The healthcare debate is raging. The nation hasn’t been quiet about it
– not the people, the hospitals, insurers or doctors. In fact, many of
us viewed this week as the President addressed Congress
and urged for healthcare reform. But one group has been quiet. The
absence of comment on the healthcare debate within our Corporate
Responsibility community is notable.
Look at a typical
corporate responsibility issues list and it potentially includes
environment, climate, poverty, ethics, economic disparity, diversity,
education and employee wellbeing. Many companies will include
healthcare in developing countries in their corporate responsibility
Surely our own nation’s healthcare debate has all the characteristics these typical corporate responsibility issues share;
o Community/civil society impact
o Significant interaction with employee wellbeing and productivity for employers in all sectors
o Significant cost impact for most employers
o Short term cost, long term outcomes
o Direct and indirect product impact, both positive and negative, for many sectors
o Ethical dilemmas
So what has precluded that debate from happening?
think two things 1) the significant core business impact on the
companies in some business sectors and 2) that the debate has become
politicized. Politicization makes it hard to take positions from a CR
professional basis lest it be seen to be taking a political side in the
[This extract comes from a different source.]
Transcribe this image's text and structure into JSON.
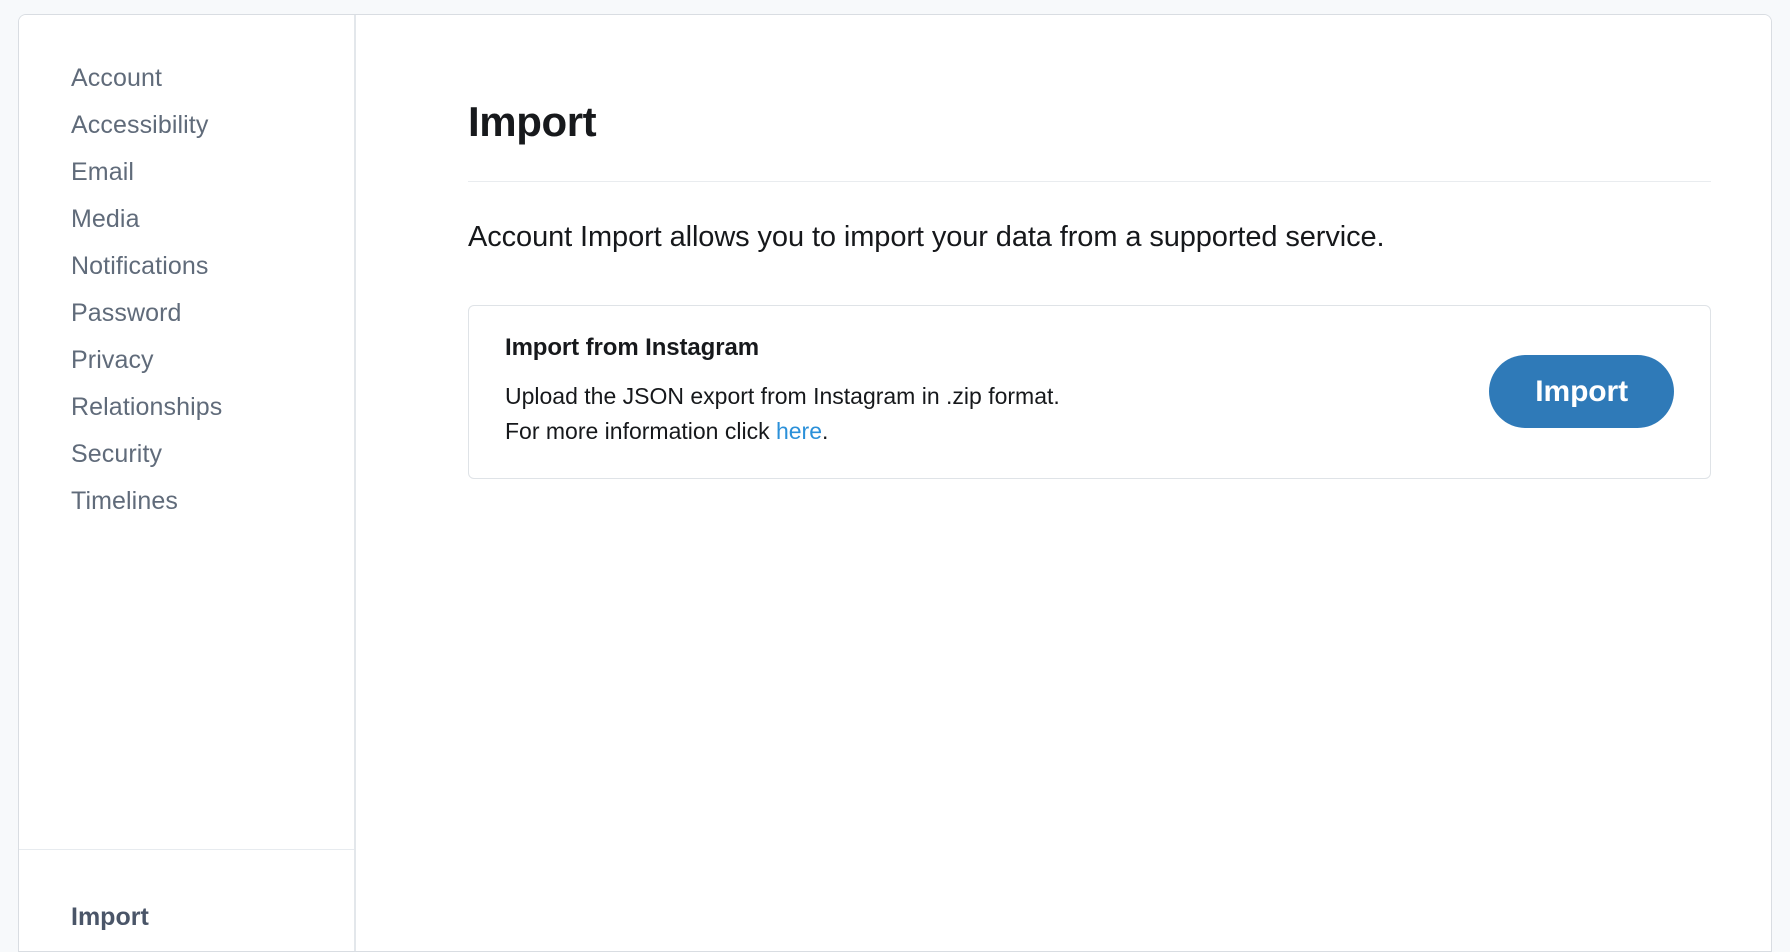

I am interested in how we can structure a space for
debate on this and other future ‘hot potato’ issues within the
community of CR professionals. That space needs to be able to include
practitioners of companies whose core business is directly impacted by
the issue as well as those indirectly impacted.
To reach that
point we need to have a stronger foundation for what it means to be a
CR practitioner and the boundaries and principles guiding the role.
That would allow us to discuss and present views based on a common set
of professional principles that I would suggest is not currently in